--- Dataset extract Enclosed Below ---

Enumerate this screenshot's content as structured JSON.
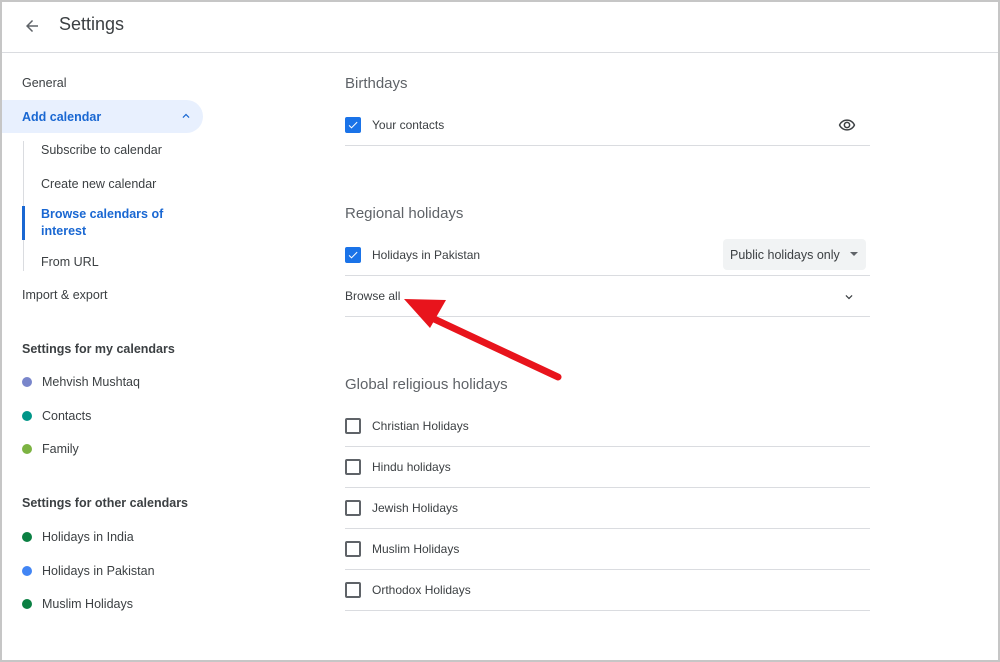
{
  "header": {
    "title": "Settings"
  },
  "nav": {
    "general": "General",
    "add_calendar": "Add calendar",
    "add_calendar_sub": [
      "Subscribe to calendar",
      "Create new calendar",
      "Browse calendars of interest",
      "From URL"
    ],
    "import_export": "Import & export",
    "my_calendars_heading": "Settings for my calendars",
    "my_calendars": [
      {
        "label": "Mehvish Mushtaq",
        "color": "#7986cb"
      },
      {
        "label": "Contacts",
        "color": "#009688"
      },
      {
        "label": "Family",
        "color": "#7cb342"
      }
    ],
    "other_calendars_heading": "Settings for other calendars",
    "other_calendars": [
      {
        "label": "Holidays in India",
        "color": "#0b8043"
      },
      {
        "label": "Holidays in Pakistan",
        "color": "#4285f4"
      },
      {
        "label": "Muslim Holidays",
        "color": "#0b8043"
      }
    ]
  },
  "main": {
    "birthdays": {
      "title": "Birthdays",
      "items": [
        {
          "label": "Your contacts",
          "checked": true,
          "icon": "eye-icon"
        }
      ]
    },
    "regional": {
      "title": "Regional holidays",
      "items": [
        {
          "label": "Holidays in Pakistan",
          "checked": true,
          "select_value": "Public holidays only"
        }
      ],
      "browse_all": "Browse all"
    },
    "religious": {
      "title": "Global religious holidays",
      "items": [
        {
          "label": "Christian Holidays",
          "checked": false
        },
        {
          "label": "Hindu holidays",
          "checked": false
        },
        {
          "label": "Jewish Holidays",
          "checked": false
        },
        {
          "label": "Muslim Holidays",
          "checked": false
        },
        {
          "label": "Orthodox Holidays",
          "checked": false
        }
      ]
    }
  },
  "colors": {
    "accent": "#1a73e8",
    "nav_active_bg": "#e8f0fe",
    "annotation": "#e8141c"
  }
}
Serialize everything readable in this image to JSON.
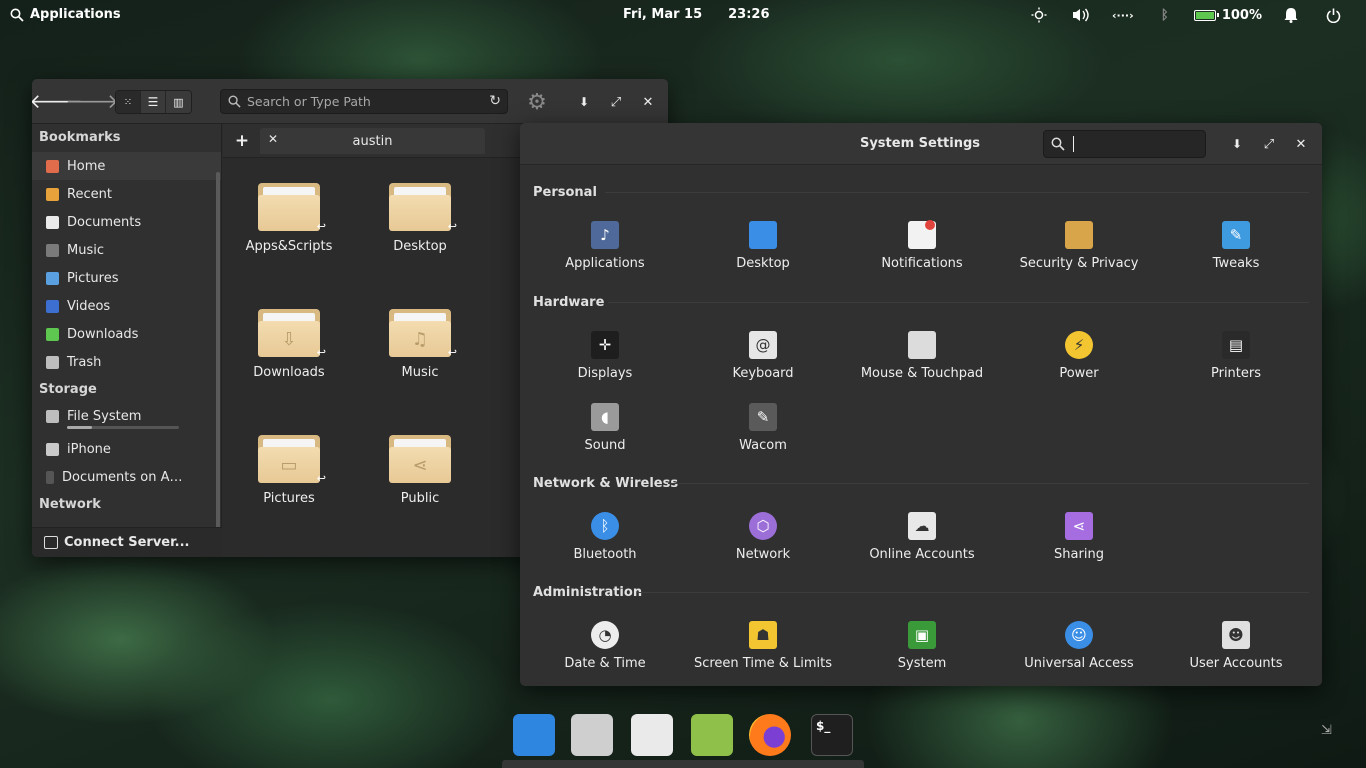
{
  "panel": {
    "applications": "Applications",
    "date": "Fri, Mar 15",
    "time": "23:26",
    "battery": "100%",
    "icons": [
      "brightness-icon",
      "volume-icon",
      "network-icon",
      "bluetooth-icon",
      "battery-icon",
      "notifications-icon",
      "power-icon"
    ]
  },
  "files": {
    "search_placeholder": "Search or Type Path",
    "tab_label": "austin",
    "sidebar": {
      "bookmarks_title": "Bookmarks",
      "bookmarks": [
        {
          "label": "Home",
          "color": "#e06c4c"
        },
        {
          "label": "Recent",
          "color": "#e8a23c"
        },
        {
          "label": "Documents",
          "color": "#eaeaea"
        },
        {
          "label": "Music",
          "color": "#7a7a7a"
        },
        {
          "label": "Pictures",
          "color": "#5aa0e0"
        },
        {
          "label": "Videos",
          "color": "#3c6fd0"
        },
        {
          "label": "Downloads",
          "color": "#5ec750"
        },
        {
          "label": "Trash",
          "color": "#bdbdbd"
        }
      ],
      "storage_title": "Storage",
      "storage": [
        {
          "label": "File System"
        },
        {
          "label": "iPhone"
        },
        {
          "label": "Documents on A…"
        }
      ],
      "network_title": "Network",
      "connect": "Connect Server..."
    },
    "items": [
      {
        "label": "Apps&Scripts",
        "emblem": ""
      },
      {
        "label": "Desktop",
        "emblem": ""
      },
      {
        "label": "Downloads",
        "emblem": "⇩"
      },
      {
        "label": "Music",
        "emblem": "♫"
      },
      {
        "label": "Pictures",
        "emblem": "▭"
      },
      {
        "label": "Public",
        "emblem": "⋖"
      }
    ]
  },
  "settings": {
    "title": "System Settings",
    "sections": {
      "personal": "Personal",
      "hardware": "Hardware",
      "network": "Network & Wireless",
      "admin": "Administration"
    },
    "personal": [
      {
        "label": "Applications",
        "color": "#4f6a9a",
        "icon": "♪"
      },
      {
        "label": "Desktop",
        "color": "#3a8ee6",
        "icon": ""
      },
      {
        "label": "Notifications",
        "color": "#f2f2f2",
        "icon": ""
      },
      {
        "label": "Security & Privacy",
        "color": "#d9a54a",
        "icon": ""
      },
      {
        "label": "Tweaks",
        "color": "#3f9be0",
        "icon": "✎"
      }
    ],
    "hardware": [
      {
        "label": "Displays",
        "color": "#1e1e1e",
        "icon": "✛"
      },
      {
        "label": "Keyboard",
        "color": "#e6e6e6",
        "icon": "@"
      },
      {
        "label": "Mouse & Touchpad",
        "color": "#dcdcdc",
        "icon": ""
      },
      {
        "label": "Power",
        "color": "#f2c531",
        "icon": "⚡"
      },
      {
        "label": "Printers",
        "color": "#2a2a2a",
        "icon": "▤"
      },
      {
        "label": "Sound",
        "color": "#9a9a9a",
        "icon": "◖"
      },
      {
        "label": "Wacom",
        "color": "#5a5a5a",
        "icon": "✎"
      }
    ],
    "network": [
      {
        "label": "Bluetooth",
        "color": "#3a8ee6",
        "icon": "ᛒ"
      },
      {
        "label": "Network",
        "color": "#9c6ed8",
        "icon": "⬡"
      },
      {
        "label": "Online Accounts",
        "color": "#e8e8e8",
        "icon": "☁"
      },
      {
        "label": "Sharing",
        "color": "#a56de0",
        "icon": "⋖"
      }
    ],
    "admin": [
      {
        "label": "Date & Time",
        "color": "#ededed",
        "icon": "◔"
      },
      {
        "label": "Screen Time & Limits",
        "color": "#f2c531",
        "icon": "☗"
      },
      {
        "label": "System",
        "color": "#3a9a3a",
        "icon": "▣"
      },
      {
        "label": "Universal Access",
        "color": "#3a8ee6",
        "icon": "☺"
      },
      {
        "label": "User Accounts",
        "color": "#e0e0e0",
        "icon": "☻"
      }
    ]
  },
  "dock": [
    {
      "name": "multitasking-view",
      "color": "#2f86e0"
    },
    {
      "name": "files",
      "color": "#cfcfcf"
    },
    {
      "name": "system-settings",
      "color": "#eaeaea"
    },
    {
      "name": "appcenter",
      "color": "#8fc04a"
    },
    {
      "name": "firefox",
      "color": "#ff7a1a"
    },
    {
      "name": "terminal",
      "color": "#1f1f1f",
      "text": "$_"
    }
  ]
}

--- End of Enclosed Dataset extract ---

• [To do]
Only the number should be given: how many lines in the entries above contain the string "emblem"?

• [Written solution]
6